While viewing the blog Beautiful Black Women: Thoughts of a White B'woy, I came upon these images. I believe Andreas displayed them as a way of admiring black women as he always does, but the images compelled me to dig deeper and analyze.
Take a look at these pictures of Magazine covers in the 1950s. click on image for full view.
After viewing these pictures I can say quite a few things:
1) Black women were absolutely beautiful back then, and whoever is swallowing the hogwash that says black women are just naturally inclined to be big or overweight or “thick” is wrong. The women in the 50’s did not look like what I see everywhere I go including on the television these days. Here is a tip, work out and get healthy ladies. No if, ands, or buts. Where there is a will, there is always a way. In addition, it says that black women and the lives they are leading need to seriously be further examined. A lot must not be right for an entire group of women to physically morph into double of what used to be their norm, in a span of just 50 years.
2) Black women being shut out from glamorization in Hollywood, usually given to white women, is not a new thing at all. In my opinion, some progress has been made, but I say we (black women) stop trying to get the full recognition and glamour that we deserve all together and create our own avenues of media distribution and films. Either do that, or try to market ourselves in a way that appeals to all markets! Not just black.

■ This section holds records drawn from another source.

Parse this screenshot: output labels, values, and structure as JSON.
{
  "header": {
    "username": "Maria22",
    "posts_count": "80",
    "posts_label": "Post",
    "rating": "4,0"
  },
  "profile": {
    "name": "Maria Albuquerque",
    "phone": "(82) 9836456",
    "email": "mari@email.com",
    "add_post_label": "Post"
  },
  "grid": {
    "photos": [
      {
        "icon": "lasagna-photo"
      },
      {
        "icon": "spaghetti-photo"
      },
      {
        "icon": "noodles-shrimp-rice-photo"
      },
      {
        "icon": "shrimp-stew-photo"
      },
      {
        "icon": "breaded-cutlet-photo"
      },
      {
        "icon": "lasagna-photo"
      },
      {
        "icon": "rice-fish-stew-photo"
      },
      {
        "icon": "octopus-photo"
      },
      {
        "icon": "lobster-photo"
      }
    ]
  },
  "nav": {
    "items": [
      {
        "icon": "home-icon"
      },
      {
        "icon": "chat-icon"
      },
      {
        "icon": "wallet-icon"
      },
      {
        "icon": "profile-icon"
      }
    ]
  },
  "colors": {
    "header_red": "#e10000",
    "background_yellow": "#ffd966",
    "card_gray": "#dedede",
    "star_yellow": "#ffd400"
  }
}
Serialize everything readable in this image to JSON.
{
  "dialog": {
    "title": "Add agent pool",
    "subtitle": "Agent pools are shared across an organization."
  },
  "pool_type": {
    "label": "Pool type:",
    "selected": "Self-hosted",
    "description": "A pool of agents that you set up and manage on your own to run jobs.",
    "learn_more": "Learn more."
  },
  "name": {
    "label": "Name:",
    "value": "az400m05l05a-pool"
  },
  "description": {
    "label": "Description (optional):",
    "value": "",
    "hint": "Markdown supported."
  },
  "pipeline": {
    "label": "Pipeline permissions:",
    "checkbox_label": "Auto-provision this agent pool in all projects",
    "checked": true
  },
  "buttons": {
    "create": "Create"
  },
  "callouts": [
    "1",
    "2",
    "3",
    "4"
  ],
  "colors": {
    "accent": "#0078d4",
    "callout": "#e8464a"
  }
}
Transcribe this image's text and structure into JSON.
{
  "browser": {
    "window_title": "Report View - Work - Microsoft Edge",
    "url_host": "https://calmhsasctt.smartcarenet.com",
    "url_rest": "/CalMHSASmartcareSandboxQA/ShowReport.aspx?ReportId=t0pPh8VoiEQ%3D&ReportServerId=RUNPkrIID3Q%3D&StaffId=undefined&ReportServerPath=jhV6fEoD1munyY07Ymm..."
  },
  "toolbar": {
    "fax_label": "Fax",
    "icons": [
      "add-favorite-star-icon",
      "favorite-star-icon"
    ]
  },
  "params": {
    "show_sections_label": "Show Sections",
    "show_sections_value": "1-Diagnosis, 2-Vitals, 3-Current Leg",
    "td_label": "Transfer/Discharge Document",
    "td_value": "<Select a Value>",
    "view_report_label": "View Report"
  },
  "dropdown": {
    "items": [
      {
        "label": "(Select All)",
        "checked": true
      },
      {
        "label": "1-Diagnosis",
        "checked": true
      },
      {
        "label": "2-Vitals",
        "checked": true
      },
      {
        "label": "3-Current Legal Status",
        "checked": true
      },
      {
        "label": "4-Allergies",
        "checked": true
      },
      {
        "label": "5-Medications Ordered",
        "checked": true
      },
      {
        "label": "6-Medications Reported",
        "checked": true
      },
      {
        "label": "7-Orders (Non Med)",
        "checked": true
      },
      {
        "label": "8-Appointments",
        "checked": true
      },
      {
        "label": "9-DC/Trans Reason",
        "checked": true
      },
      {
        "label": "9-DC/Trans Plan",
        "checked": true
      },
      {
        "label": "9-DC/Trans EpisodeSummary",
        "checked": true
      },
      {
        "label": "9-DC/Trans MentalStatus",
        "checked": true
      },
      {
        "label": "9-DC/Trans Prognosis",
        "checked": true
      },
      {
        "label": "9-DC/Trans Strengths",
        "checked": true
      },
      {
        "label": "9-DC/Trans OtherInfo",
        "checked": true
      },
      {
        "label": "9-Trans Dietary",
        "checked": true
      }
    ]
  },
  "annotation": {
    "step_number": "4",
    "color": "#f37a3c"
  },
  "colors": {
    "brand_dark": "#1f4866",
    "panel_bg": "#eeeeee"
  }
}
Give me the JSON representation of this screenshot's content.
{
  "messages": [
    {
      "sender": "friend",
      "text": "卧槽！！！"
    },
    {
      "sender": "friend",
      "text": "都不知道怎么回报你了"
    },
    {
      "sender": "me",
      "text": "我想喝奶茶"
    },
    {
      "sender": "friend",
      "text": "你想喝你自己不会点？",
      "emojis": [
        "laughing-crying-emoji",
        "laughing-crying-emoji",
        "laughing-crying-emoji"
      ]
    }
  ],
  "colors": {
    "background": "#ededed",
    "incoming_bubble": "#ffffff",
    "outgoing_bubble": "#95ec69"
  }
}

3) Black women were sexualized and fetishized in the 50’s much like they are today. Just look at the face of the women on the cover of Say magazine. She has a very sultry look on her face. And then look at how each one of them are exposing their cleavage in revealing suits. I certainly don’t see much emphasis being placed on the bottom like the smut magazines of today, but I do think these magazines were printed with the black male gaze in mind and zero recognition of the black female gaze. So it makes me think? Were these women the predecessors of the Raunch Culture we view today? I suppose we perpetuate it, but were they (both the black women and the black men in the 50’s who subscribed to these magazines) aware of the consequences of what they mass produced? Did they not realize the inherent difference in choosing to market the women in these ways after the long history black women have in the U.S. regarding sexual exploitation? Or was this considered tastefully done? I am not sure but intend to do some research.
4) This makes me think about famous Blues singers of the 1920s like Bessie Smith, Ma Rainey, Ida Cox and the like. They were known for their talented voices, but also for the sexually suggestive (or as sexually suggestive as you could get away with in the 50’s) lyrics of their songs. I wonder what, if anything, this did to harm the image of black women back then and today? I am not placing immense blame on them because in some ways I feel they were not aware that black women could occupy a respectable and admirable realm that did not limit her to just the Hattie McDaniel mammy-figure. After all, they were singing for crowds of the black working class. Black women in the upper echelons of black American society did not like the songs they chose to sing.
How do you as a young black woman feel about these images?